A separate report by the Independent Chief Inspector for Borders and Immigration found that failures in processing migrants arriving on small boats meant that children and victims of trafficking were not always correctly identified and did not have adequate support.
“The flight of migrants, vulnerable or not, remained a problem in early 2022,” he added.
A 2021 report by the HM Inspectorate of Prisons found that some child asylum seekers had been accidentally sent to adult detention centres. He also said that interviews with social workers did not always take place and children were sent alone in taxis to accommodation.
The Home Office has ordered councils to take part in a previously voluntary scheme to deliver care placements across the country, after Kent County Council said it no longer had the capacity to look after them, but said the hotels were still being used “out of necessity” on a temporary basis.
Responding to a parliamentary question in June, Minister Tom Pursglove said unaccompanied asylum-seeking children spent an average of 15.5 days in hotels before leaving and were “supported by comprehensive care, including from health professionals, social workers and nurses”.

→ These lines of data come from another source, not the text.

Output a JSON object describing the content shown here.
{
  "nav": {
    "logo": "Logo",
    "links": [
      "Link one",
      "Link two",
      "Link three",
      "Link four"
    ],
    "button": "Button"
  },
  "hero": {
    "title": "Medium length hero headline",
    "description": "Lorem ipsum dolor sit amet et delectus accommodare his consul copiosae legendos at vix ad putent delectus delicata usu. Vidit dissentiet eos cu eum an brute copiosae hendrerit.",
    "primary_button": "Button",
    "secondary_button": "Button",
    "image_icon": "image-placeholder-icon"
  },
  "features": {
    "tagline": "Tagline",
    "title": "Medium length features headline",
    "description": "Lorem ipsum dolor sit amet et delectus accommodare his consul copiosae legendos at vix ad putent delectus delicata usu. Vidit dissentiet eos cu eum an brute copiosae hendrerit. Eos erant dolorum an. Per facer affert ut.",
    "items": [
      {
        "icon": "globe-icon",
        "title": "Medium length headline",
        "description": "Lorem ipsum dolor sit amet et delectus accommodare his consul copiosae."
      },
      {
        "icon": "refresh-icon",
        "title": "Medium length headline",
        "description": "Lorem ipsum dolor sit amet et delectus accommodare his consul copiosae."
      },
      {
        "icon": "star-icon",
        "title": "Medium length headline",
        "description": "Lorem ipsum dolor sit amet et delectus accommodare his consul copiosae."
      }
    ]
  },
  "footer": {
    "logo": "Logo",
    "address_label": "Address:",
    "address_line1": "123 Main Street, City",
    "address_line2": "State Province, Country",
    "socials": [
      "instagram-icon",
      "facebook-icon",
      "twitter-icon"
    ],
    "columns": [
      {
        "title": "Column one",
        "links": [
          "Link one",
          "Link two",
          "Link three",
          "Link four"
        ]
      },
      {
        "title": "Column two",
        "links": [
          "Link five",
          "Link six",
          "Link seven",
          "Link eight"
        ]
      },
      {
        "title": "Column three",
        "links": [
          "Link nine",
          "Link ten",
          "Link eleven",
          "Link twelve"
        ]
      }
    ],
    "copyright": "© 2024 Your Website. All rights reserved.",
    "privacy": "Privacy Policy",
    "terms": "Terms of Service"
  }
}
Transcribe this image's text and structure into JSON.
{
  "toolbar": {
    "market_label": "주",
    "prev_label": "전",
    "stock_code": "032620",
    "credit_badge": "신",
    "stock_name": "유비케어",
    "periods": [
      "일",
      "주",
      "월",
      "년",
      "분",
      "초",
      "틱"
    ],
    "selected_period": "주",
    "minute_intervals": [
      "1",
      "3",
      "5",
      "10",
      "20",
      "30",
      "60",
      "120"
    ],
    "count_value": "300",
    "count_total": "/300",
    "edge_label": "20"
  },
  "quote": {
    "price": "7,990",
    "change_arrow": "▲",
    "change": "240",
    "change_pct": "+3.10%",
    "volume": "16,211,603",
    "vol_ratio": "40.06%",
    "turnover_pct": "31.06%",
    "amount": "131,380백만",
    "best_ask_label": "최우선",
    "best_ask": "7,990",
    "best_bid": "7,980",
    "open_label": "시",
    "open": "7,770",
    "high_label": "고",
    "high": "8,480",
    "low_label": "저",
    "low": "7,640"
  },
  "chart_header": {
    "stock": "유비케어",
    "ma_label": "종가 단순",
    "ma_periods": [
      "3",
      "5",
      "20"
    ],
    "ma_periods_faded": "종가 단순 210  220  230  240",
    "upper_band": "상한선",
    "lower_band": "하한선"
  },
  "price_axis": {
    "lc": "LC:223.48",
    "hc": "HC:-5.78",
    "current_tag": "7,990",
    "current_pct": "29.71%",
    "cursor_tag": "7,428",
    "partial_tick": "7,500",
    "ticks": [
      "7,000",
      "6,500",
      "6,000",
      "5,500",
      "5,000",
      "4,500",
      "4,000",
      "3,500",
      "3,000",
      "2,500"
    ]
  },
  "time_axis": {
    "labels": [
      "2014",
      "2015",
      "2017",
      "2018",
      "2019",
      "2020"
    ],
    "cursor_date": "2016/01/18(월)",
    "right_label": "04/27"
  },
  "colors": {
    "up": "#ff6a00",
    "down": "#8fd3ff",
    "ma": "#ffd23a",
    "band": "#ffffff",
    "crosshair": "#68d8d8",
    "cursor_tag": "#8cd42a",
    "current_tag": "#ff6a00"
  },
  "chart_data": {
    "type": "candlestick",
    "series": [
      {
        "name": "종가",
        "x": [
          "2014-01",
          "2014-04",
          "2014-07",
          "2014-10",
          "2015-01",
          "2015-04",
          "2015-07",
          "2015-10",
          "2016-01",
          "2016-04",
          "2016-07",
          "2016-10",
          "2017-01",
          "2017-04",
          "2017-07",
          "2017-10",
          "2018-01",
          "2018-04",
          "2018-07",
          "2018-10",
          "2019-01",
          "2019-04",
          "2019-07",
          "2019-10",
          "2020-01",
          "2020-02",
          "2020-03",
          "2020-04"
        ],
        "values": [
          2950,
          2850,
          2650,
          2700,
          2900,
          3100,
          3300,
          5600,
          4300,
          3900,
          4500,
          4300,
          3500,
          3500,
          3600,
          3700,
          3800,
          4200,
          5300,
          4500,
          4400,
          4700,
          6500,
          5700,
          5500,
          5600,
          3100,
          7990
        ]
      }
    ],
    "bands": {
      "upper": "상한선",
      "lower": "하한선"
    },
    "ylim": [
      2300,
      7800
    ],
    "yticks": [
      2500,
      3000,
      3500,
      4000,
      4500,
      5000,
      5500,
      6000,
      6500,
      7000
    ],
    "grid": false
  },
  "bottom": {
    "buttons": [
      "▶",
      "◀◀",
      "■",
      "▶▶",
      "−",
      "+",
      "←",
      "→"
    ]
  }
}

He added that the Home Office is the sole occupant of the hotels used for children alone and no other guests can stay there.
A government spokesperson said: “Due to the continuing and significant increase in arrivals of migrants using unsafe and unsafe methods to enter the UK, we are facing unprecedented levels of demand for accommodation in hotel for unaccompanied asylum seeking children.
“Any missing child is extremely serious, which is why we are working closely with local authorities and police to enforce strong missing person protocols to ensure their whereabouts are known and they are safe.
“We work to ensure that vulnerable children receive placements that are tailored to their needs.”